Note, this song contains a sexual reference but it also has some great messages.
I have a pretty healthy body image but I’ve never been a big fan of my legs. They’re kind of chunky compared to the rest of my body with purple veins laced over them like streets on a road map. But these legs have carried me around California where I have explored Disneyland and Universal Studios. They have skied down mountains, trekked through the ancient temples of Cambodia, wandered the streets of Penang, climbed the gorges of Karijini and strolled along the golden sands of Cable Beach. So I’m very grateful for these legs.
Challenge: Do you have a body part that you love to hate? Write a list of things it helps you do and reasons to be thankful for it?
Summer is almost here and for some of you the thought of putting on a pair of bathers is enough to bring you out in a cold sweat. Lindsay Kite from Beauty Redefined tackled the issue of body image disruption in her recent TED Talk. Body image disruption can be sparked by a painful experience that magnifies body shame, such as trying on bathers. Women and girls respond to this by taking one of three paths:
Taryn Brumfitt has some great ideas on how to embrace your body. It was written for Valentine's Day but it's important all year round. I love these ones in particular:
I finally got around to watching the Embrace documentary on body acceptance by Taryn Brumfitt. It's rated M so you probably want to watch it with your Mum if you're under 15. Watch it with your sister or get some friends together - but just watch it. I wish I had watched it when I was a teenager. It is a bit confronting in places and nothing is out of bounds, but her message is liberating and so important in a society where we are body shamed if we don't fit the perfect body shape (and seriously, who does?). The DVD is available at JB Hi-Fi, Sanity, Big W and online at iTunes. My local library has a copy for loan as well.
This Fotoshop ad pokes fun at the beauty industry by saying that you don't need the latest miracle cream - you just need to retouch your photos. It's a timely reminder that many of the images we see on Instagram, magazines and advertisements aren't real.
I love this mantra from Beauty Redefined. They suggest focussing on how you feel and what your body can do rather than what it looks like.
10 year old Kheris Rogers from Los Angeles was bullied for her skin colour. Her 22 year old sister, Taylor Pollard, posted two photos of Kheris on Twitter with the hashtag #FlexinInMyComplexion which received 83 000 likes. Kheris decided to start her own fashion label selling t-shirts with the hashtag. Taylor said, "I just hope that especially for younger kids, people start to feel more confident in their skin. It doesn't matter how dark or light you are, just knowing that it's beautiful and that your complexion doesn't determine your beauty."
A lot of fuss has been made recently over using plus size models and athletes in fashion shoots. Some people see this as progress, but as Lindsay and Lexie at Beauty Redefined point out, "As if seeing more and different undressed bodies will reduce this world’s obsession with valuing women as bodies above all else. As if seeing more bodies could ever convince women they are more than bodies."

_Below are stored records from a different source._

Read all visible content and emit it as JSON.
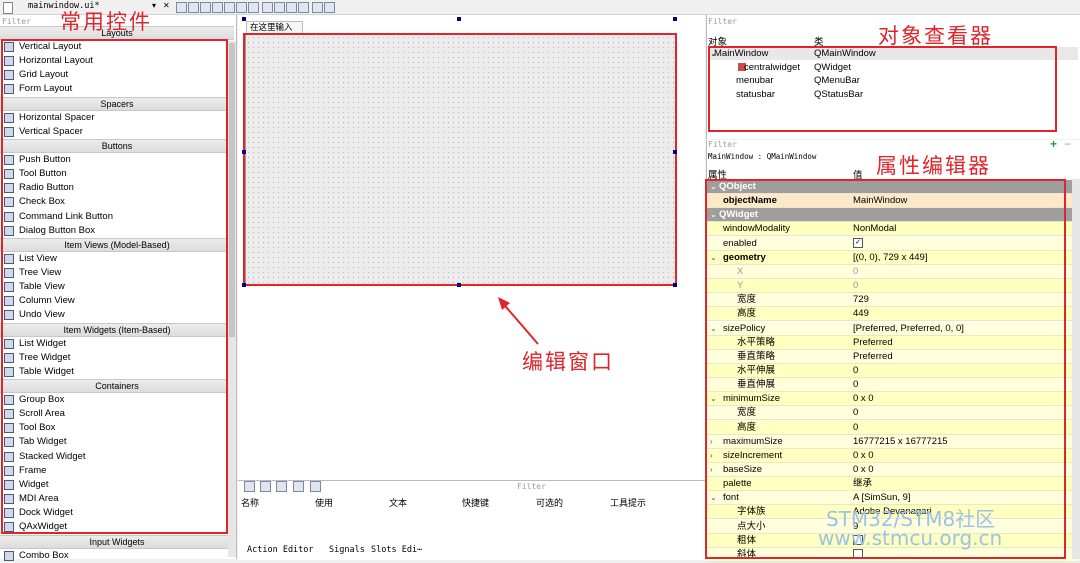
{
  "toolbar": {
    "file_tab": "mainwindow.ui*",
    "dropdown": "▾",
    "close": "✕"
  },
  "widget_box": {
    "filter_placeholder": "Filter",
    "overlay_label": "常用控件",
    "categories": [
      {
        "title": "Layouts",
        "items": [
          "Vertical Layout",
          "Horizontal Layout",
          "Grid Layout",
          "Form Layout"
        ]
      },
      {
        "title": "Spacers",
        "items": [
          "Horizontal Spacer",
          "Vertical Spacer"
        ]
      },
      {
        "title": "Buttons",
        "items": [
          "Push Button",
          "Tool Button",
          "Radio Button",
          "Check Box",
          "Command Link Button",
          "Dialog Button Box"
        ]
      },
      {
        "title": "Item Views (Model-Based)",
        "items": [
          "List View",
          "Tree View",
          "Table View",
          "Column View",
          "Undo View"
        ]
      },
      {
        "title": "Item Widgets (Item-Based)",
        "items": [
          "List Widget",
          "Tree Widget",
          "Table Widget"
        ]
      },
      {
        "title": "Containers",
        "items": [
          "Group Box",
          "Scroll Area",
          "Tool Box",
          "Tab Widget",
          "Stacked Widget",
          "Frame",
          "Widget",
          "MDI Area",
          "Dock Widget",
          "QAxWidget"
        ]
      },
      {
        "title": "Input Widgets",
        "items": [
          "Combo Box"
        ]
      }
    ]
  },
  "editor": {
    "form_tab": "在这里输入",
    "overlay_label": "编辑窗口"
  },
  "action_editor": {
    "filter_placeholder": "Filter",
    "columns": [
      "名称",
      "使用",
      "文本",
      "快捷键",
      "可选的",
      "工具提示"
    ],
    "tabs": [
      "Action Editor",
      "Signals",
      "Slots Edi⋯"
    ]
  },
  "object_inspector": {
    "filter_placeholder": "Filter",
    "overlay_label": "对象查看器",
    "headers": [
      "对象",
      "类"
    ],
    "rows": [
      {
        "name": "MainWindow",
        "class": "QMainWindow"
      },
      {
        "name": "centralwidget",
        "class": "QWidget"
      },
      {
        "name": "menubar",
        "class": "QMenuBar"
      },
      {
        "name": "statusbar",
        "class": "QStatusBar"
      }
    ]
  },
  "property_editor": {
    "filter_placeholder": "Filter",
    "context": "MainWindow : QMainWindow",
    "overlay_label": "属性编辑器",
    "headers": [
      "属性",
      "值"
    ],
    "rows": [
      {
        "name": "QObject",
        "value": "",
        "kind": "sec"
      },
      {
        "name": "objectName",
        "value": "MainWindow",
        "kind": "obj"
      },
      {
        "name": "QWidget",
        "value": "",
        "kind": "sec"
      },
      {
        "name": "windowModality",
        "value": "NonModal"
      },
      {
        "name": "enabled",
        "value": "",
        "check": true
      },
      {
        "name": "geometry",
        "value": "[(0, 0), 729 x 449]",
        "bold": true,
        "exp": "v"
      },
      {
        "name": "X",
        "value": "0",
        "ind": 1,
        "gray": true
      },
      {
        "name": "Y",
        "value": "0",
        "ind": 1,
        "gray": true
      },
      {
        "name": "宽度",
        "value": "729",
        "ind": 1
      },
      {
        "name": "高度",
        "value": "449",
        "ind": 1
      },
      {
        "name": "sizePolicy",
        "value": "[Preferred, Preferred, 0, 0]",
        "exp": "v"
      },
      {
        "name": "水平策略",
        "value": "Preferred",
        "ind": 1
      },
      {
        "name": "垂直策略",
        "value": "Preferred",
        "ind": 1
      },
      {
        "name": "水平伸展",
        "value": "0",
        "ind": 1
      },
      {
        "name": "垂直伸展",
        "value": "0",
        "ind": 1
      },
      {
        "name": "minimumSize",
        "value": "0 x 0",
        "exp": "v"
      },
      {
        "name": "宽度",
        "value": "0",
        "ind": 1
      },
      {
        "name": "高度",
        "value": "0",
        "ind": 1
      },
      {
        "name": "maximumSize",
        "value": "16777215 x 16777215",
        "exp": ">"
      },
      {
        "name": "sizeIncrement",
        "value": "0 x 0",
        "exp": ">"
      },
      {
        "name": "baseSize",
        "value": "0 x 0",
        "exp": ">"
      },
      {
        "name": "palette",
        "value": "继承"
      },
      {
        "name": "font",
        "value": "A  [SimSun, 9]",
        "exp": "v"
      },
      {
        "name": "字体族",
        "value": "Adobe Devanagari",
        "ind": 1
      },
      {
        "name": "点大小",
        "value": "9",
        "ind": 1
      },
      {
        "name": "粗体",
        "value": "",
        "ind": 1,
        "check": false
      },
      {
        "name": "斜体",
        "value": "",
        "ind": 1,
        "check": false
      }
    ]
  },
  "watermark": {
    "line1": "STM32/STM8社区",
    "line2": "www.stmcu.org.cn"
  },
  "colors": {
    "annotation_red": "#e0242c",
    "property_bg": "#ffffbf",
    "section_bg": "#9e9e9e"
  }
}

Popular American magazine, Sports Illustrated, releases a Swimsuit issue each year (which is also their best selling issue each year). These feature barely dressed women who are usually models, not sportswomen. In comparison, their other issues during the year feature men suitably clothed and playing sport. It's time we celebrate women for their sporting achievement, not their bodies.
You can read more at www.beautyredefined.net.